NASA satellites to help farmers irrigate
It may be an old principle in a new mode, but NASA satellites are primed to help farmers apply irrigation water at the right time and place.
This eye-in-the-sky technology is being coordinated by engineers and scientists at three well-known California sites: the Ames Research Center in Sunnyvale, the Jet Propulsion Laboratory in Pasadena and the Marshall Space Flight Center in Mountain View.
After completion of NASA's comprehensive test program this year, farmers should be able to take advantage of satellite-produced information received on their laptops or even their cell phones and apply it to crop co-efficients and evapo-transpiration rates specific to their crops.
The key will be photographs taken by satellites circling the earth, passing over California regularly. They will show the presence or lack of water in irrigated fields as revealed by the condition of crops growing there. Tapping into interpretations of the photos by NASA scientists will give farmers strategic guidance regarding water use.
The photos from the satellites also will provide a definitive measure of snow in the Sierra, leading to projections of water yield and expectations of runoff to dozens of storage reservoirs and lakes, even flood forecasting.

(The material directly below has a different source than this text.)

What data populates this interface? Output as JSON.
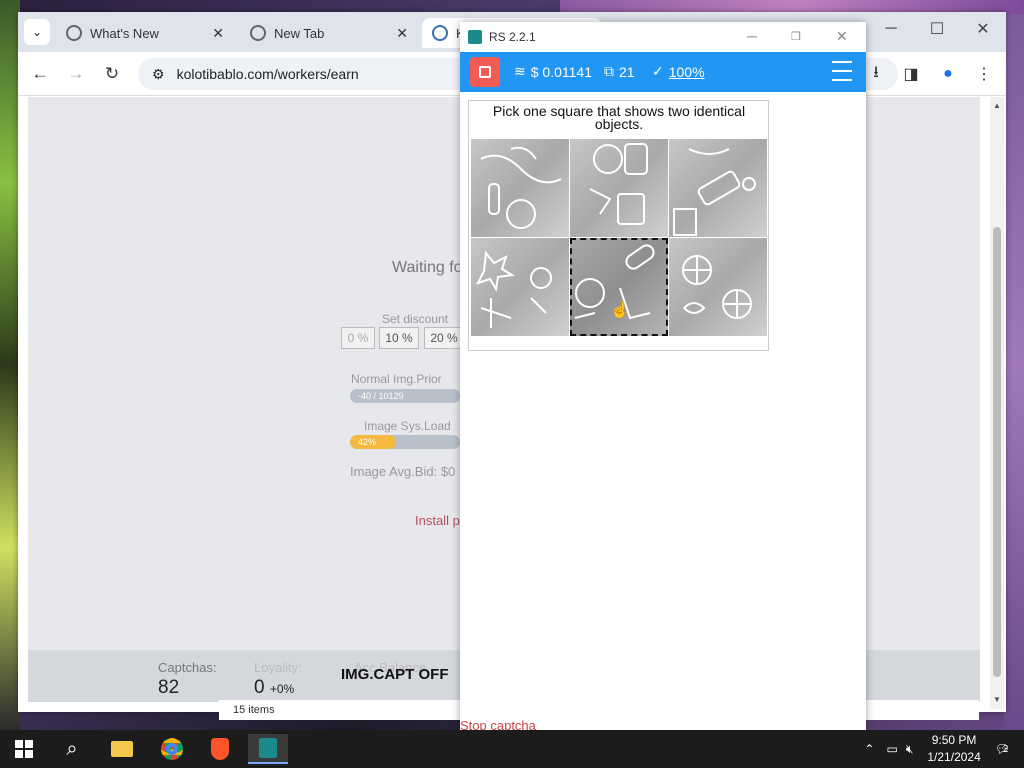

Partners with NASA in the project include the California Department of Water Resources, the U.S. Department of Agriculture's Agricultural Research Service and Natural Resource Conservation Service, local universities, water districts, irrigation consultants and agricultural producers.
Significant input to the project is being provided by Western Growers (WG), the organization that represents many growers and shippers of vegetable, citrus, tree fruit and grape crops throughout the state. An article in the organization's monthly magazine outlined the process and its prospects, written by Sonia Salas, WG's science and technology manager.
The article pointed out that personnel at California State University, Monterey Bay, are directly involved and will help develop and maintain the communication with the grower community necessary to monitor and forecast irrigation demand and water supplies in California.
One operator of a Central Valley agricultural and soils laboratory has followed the NASA involvement from a distance. He admitted that the technology is sophisticated and perhaps futuristic, but not that different from soil moisture testing techniques used by farmers for years.
Also, he predicted that the ultimate effectiveness of the system will depend on "ground troops," experienced people with their feet on the ground who can interpret the star-borne data and relate it to specific needs in often unique settings.
So farmers, with a solid reputation for having their feet on the ground, can be expected to evaluate and apply the space-originated technology as long as it saves water for them and other water users, as well as saving time and money.
Like other tools used in agriculture, from tractors guided by the global positioning system, and land sculpted by using of laser technology to sophisticated harvesting machines and complex handling systems, farmers will look for the proof of the system in its performance and its profitability.
CONTACT Don Curlee at email@example.com